* **Activity**: Every line below that carries the word "Document" needs to be copied.

[Website and app data records]
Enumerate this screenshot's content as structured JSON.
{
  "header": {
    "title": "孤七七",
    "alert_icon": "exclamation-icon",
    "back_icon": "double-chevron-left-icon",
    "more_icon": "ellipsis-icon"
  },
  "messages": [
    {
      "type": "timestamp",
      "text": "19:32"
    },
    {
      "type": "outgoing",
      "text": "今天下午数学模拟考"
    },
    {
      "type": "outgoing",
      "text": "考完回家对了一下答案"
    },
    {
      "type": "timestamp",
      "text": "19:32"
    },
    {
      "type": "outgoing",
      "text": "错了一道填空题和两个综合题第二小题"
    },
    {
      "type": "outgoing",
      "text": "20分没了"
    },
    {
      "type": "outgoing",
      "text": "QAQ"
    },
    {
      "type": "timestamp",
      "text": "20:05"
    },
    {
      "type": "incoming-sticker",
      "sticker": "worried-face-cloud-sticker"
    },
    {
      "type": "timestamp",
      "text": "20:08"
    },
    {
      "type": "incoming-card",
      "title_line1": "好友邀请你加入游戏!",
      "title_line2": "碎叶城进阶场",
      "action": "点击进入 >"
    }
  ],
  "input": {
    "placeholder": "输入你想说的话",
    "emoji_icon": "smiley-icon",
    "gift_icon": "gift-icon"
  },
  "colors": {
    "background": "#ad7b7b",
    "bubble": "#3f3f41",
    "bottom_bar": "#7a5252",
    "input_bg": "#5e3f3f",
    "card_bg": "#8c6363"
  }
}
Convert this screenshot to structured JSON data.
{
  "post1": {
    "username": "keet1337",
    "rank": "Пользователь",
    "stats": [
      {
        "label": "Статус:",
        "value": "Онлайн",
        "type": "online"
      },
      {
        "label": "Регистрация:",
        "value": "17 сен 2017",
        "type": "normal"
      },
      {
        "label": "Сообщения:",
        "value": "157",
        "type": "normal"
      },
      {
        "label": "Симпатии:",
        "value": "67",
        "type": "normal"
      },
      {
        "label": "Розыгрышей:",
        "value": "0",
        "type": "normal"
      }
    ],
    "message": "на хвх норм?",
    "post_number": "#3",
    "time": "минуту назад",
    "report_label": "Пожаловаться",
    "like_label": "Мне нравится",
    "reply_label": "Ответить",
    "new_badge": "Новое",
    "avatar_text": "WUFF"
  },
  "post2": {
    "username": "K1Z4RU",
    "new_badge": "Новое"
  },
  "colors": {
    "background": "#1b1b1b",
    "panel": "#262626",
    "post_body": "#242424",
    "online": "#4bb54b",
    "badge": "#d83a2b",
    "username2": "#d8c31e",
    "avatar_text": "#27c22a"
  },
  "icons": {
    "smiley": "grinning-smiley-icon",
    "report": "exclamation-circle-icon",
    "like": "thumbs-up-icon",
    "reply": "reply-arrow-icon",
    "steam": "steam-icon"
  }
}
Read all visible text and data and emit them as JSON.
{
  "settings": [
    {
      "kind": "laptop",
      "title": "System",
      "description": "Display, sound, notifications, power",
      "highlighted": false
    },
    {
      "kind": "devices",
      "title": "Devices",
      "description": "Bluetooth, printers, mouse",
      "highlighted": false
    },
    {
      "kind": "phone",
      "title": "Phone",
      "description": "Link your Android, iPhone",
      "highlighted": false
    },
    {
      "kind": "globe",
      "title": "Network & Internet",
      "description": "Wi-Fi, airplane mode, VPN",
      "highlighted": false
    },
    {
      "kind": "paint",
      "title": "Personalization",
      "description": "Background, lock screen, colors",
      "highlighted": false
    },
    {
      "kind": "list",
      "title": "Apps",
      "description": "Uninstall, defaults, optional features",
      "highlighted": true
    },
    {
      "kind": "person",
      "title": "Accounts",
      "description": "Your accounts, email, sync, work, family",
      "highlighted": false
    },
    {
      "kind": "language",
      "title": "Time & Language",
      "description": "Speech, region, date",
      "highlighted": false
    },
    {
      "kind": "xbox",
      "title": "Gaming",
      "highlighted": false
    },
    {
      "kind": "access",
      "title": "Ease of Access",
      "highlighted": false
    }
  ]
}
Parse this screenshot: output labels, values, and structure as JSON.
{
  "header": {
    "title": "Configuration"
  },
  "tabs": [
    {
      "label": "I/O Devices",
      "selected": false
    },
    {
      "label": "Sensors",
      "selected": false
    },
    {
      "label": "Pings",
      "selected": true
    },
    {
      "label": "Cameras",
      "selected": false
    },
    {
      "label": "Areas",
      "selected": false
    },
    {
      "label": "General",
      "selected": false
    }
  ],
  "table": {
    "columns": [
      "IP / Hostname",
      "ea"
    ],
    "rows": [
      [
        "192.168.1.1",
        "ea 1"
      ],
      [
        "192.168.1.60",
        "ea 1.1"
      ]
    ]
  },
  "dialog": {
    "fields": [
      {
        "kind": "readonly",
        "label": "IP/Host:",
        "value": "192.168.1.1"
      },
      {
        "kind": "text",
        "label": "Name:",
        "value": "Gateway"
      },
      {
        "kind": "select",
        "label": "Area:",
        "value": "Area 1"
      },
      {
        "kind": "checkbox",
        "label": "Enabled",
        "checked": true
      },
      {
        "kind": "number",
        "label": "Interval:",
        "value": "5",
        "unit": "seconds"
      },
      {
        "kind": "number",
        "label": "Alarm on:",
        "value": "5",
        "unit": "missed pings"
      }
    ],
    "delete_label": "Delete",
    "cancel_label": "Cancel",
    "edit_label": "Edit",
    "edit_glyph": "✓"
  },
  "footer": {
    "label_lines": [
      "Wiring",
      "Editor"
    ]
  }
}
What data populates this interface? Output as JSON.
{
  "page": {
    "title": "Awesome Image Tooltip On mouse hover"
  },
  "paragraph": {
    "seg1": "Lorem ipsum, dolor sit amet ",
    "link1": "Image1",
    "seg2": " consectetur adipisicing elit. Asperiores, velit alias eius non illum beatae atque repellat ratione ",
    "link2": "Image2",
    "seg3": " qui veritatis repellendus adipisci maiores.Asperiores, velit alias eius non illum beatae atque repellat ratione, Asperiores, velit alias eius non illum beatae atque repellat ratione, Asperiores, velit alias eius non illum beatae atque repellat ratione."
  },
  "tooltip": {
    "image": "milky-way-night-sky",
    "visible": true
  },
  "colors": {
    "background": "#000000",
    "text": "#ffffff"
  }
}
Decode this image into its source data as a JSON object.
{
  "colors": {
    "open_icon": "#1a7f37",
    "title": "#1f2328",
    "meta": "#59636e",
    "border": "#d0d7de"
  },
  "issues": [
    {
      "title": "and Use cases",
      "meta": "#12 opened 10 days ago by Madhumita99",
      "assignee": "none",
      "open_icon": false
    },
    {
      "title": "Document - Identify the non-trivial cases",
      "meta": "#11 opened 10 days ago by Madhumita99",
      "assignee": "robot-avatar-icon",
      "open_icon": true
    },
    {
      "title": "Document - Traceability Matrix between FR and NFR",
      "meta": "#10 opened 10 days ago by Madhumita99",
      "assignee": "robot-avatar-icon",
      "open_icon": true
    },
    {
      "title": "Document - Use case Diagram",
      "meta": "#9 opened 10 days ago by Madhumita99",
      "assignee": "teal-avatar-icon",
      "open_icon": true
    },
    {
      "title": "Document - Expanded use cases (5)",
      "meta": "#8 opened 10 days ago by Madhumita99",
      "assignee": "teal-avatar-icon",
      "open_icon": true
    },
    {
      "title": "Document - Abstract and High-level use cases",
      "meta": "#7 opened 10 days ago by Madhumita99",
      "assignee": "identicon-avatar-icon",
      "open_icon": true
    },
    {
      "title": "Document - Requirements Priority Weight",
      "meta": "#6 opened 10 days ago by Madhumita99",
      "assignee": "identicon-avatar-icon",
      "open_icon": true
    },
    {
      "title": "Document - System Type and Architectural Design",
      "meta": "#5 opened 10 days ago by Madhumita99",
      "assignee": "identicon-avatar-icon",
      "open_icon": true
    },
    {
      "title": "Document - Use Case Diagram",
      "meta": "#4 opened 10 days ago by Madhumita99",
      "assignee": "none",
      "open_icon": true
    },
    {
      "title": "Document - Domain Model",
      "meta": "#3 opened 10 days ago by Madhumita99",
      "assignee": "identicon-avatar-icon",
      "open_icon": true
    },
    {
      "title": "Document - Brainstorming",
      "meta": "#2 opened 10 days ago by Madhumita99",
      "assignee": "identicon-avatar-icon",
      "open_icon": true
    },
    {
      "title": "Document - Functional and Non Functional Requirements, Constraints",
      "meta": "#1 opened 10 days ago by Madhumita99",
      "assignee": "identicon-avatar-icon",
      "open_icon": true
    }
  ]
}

* **Response area**:
      "title": "Document - Identify the non-trivial cases",
      "title": "Document - Traceability Matrix between FR and NFR",
      "title": "Document - Use case Diagram",
      "title": "Document - Expanded use cases (5)",
      "title": "Document - Abstract and High-level use cases",
      "title": "Document - Requirements Priority Weight",
      "title": "Document - System Type and Architectural Design",
      "title": "Document - Use Case Diagram",
      "title": "Document - Domain Model",
      "title": "Document - Brainstorming",
      "title": "Document - Functional and Non Functional Requirements, Constraints",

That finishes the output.